═══ DATA SECTION

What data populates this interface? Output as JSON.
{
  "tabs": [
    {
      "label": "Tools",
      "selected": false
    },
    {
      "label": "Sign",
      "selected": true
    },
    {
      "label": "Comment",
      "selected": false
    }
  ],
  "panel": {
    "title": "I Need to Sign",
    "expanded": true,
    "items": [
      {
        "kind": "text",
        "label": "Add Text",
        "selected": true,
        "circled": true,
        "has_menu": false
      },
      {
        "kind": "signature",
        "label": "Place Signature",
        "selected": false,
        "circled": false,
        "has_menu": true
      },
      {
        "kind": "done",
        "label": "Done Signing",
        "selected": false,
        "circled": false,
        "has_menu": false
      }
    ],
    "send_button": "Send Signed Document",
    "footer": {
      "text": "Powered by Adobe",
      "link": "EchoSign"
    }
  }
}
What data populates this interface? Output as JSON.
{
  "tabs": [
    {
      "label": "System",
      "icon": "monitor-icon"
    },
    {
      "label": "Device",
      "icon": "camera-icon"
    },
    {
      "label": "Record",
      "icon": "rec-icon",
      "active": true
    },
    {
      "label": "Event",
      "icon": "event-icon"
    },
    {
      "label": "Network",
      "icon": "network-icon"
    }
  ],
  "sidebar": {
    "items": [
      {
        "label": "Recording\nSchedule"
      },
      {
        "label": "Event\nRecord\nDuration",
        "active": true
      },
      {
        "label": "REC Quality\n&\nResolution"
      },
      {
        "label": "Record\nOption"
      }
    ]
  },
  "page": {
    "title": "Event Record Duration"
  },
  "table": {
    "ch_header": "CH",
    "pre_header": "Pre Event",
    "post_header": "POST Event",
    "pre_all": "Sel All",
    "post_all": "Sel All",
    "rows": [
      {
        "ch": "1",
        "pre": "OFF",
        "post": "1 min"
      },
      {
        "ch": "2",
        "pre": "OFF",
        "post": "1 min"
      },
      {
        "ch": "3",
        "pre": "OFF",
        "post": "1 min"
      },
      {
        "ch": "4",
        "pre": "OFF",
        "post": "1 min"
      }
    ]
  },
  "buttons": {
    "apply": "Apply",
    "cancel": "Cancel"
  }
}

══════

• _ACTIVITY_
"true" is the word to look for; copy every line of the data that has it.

• _TASK ANSWER_
      "selected": true
    "expanded": true,
        "selected": true,
        "circled": true,
        "has_menu": true
      "active": true
        "active": true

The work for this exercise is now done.